This is my favourite ABBA album.
Maybe it helps that I'm not as familiar with these songs as I am with some of the group's earlier works, so there isn't a problem with over-exposure. None of these tracks - with the possible exception of the rather whiny "The Winner Takes It All" - come anywhere near the likes of "Mamma Mia" and "Money, Money, Money" in regards to 'how many times have I heard that?", such that I really wouldn't care if I never heard it again.
But it also might have something to do with the fact that Ulvaeus and Andersson were just flowing with melodies and song structure inventiveness by this stage in the group's career.
Of course, it's well known that the two marriages were in freefall at this point, and that's reflected in the personal lyrics throughout the album (lyrics that could put some of their cliched contemporaries to shame), and that combination results in a classic record.
The opening title song sets the scene perfectly, and that's followed by a mixture of ballads ("Winner", "Adante, Adante"), uptempo pop/rock ("On and On and On", "Lay All Your Love On Me"), joyous pomp ("Happy New Year"), smooth pop ("Me and I"), and even folk ("The Piper").
I love the more rousing songs best, like "Super Trouper", the knockout "On and On and On", "Me and I", and - maybe most of all - "The Piper". I seem to remember reading somewhere that ABBA themselves have long hated that one, but I can't think why - it's enchanting.
Then it all finishes with a live track, the moving "The Way Old Friends Do", which demonstrates that ABBA knew how to produce pomp that had dignity and heart.
Anyone who listens to the band's catalogue chronologically (or been alongside them from their beginning in the 70's) should've by this stage concluded that ABBA were way more than an empty teenybopper act. If not, then surely Super Trouper
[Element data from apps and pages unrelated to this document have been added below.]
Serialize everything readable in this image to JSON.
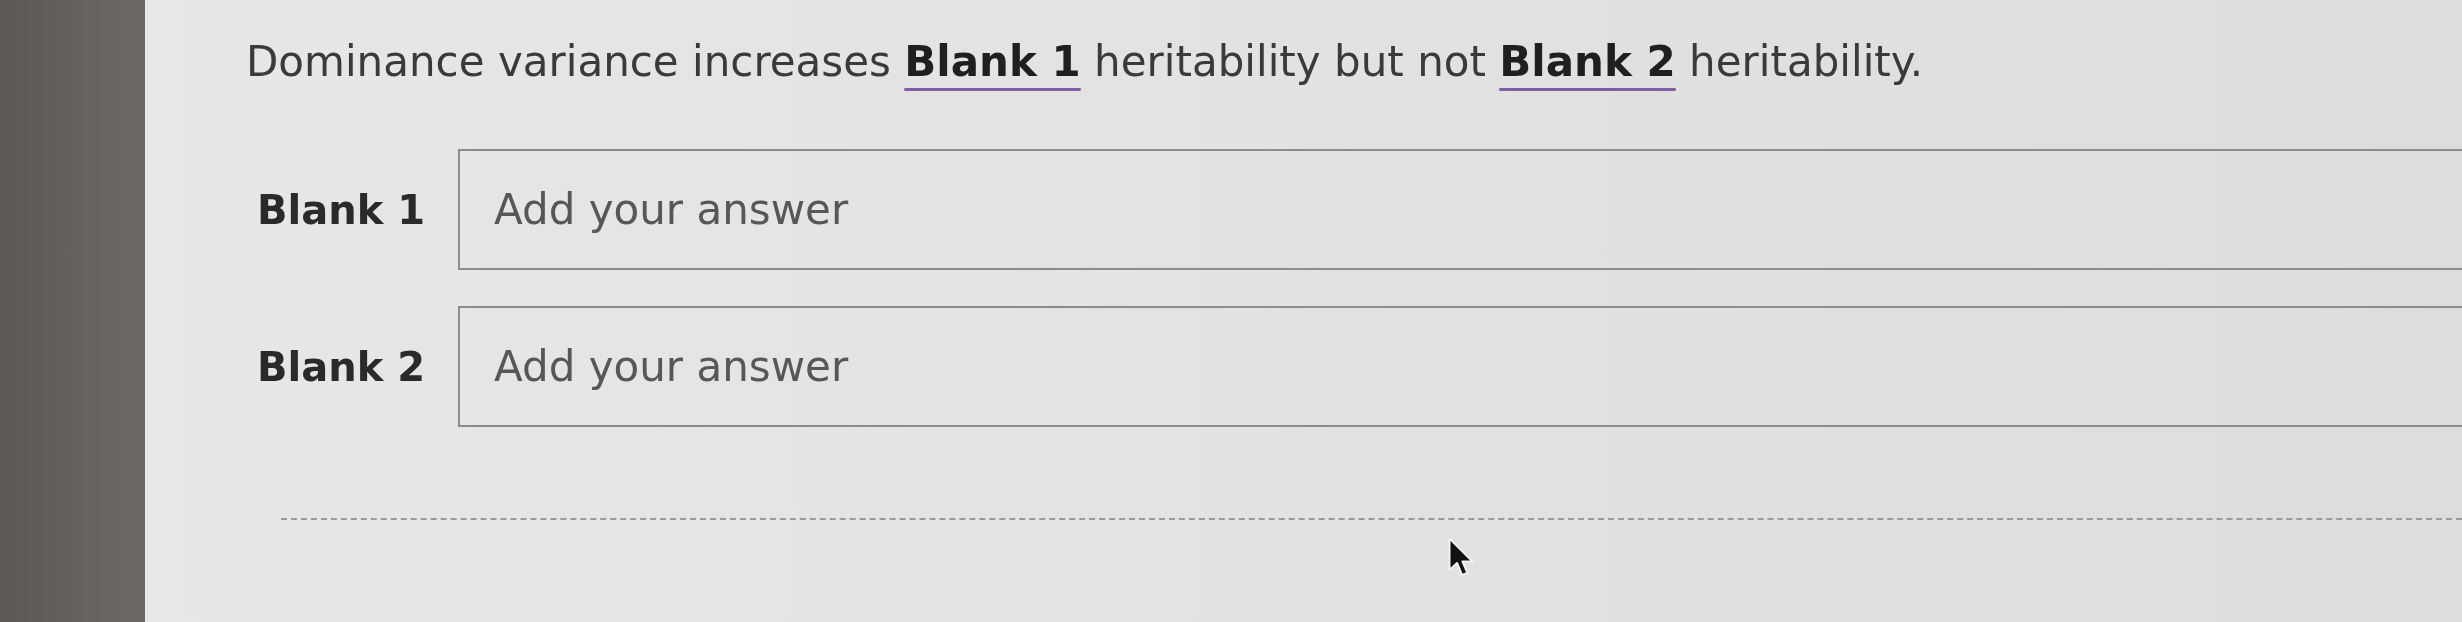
{
  "question": {
    "text": "Dominance variance increases **Blank 1** heritability but not **Blank 2** heritability."
  },
  "blanks": [
    {
      "label": "Blank 1",
      "placeholder": "Add your answer"
    },
    {
      "label": "Blank 2",
      "placeholder": "Add your answer"
    }
  ]
}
knocks that myth on the head.
It is wonderful. Rated:
by Reviewer: The Doctor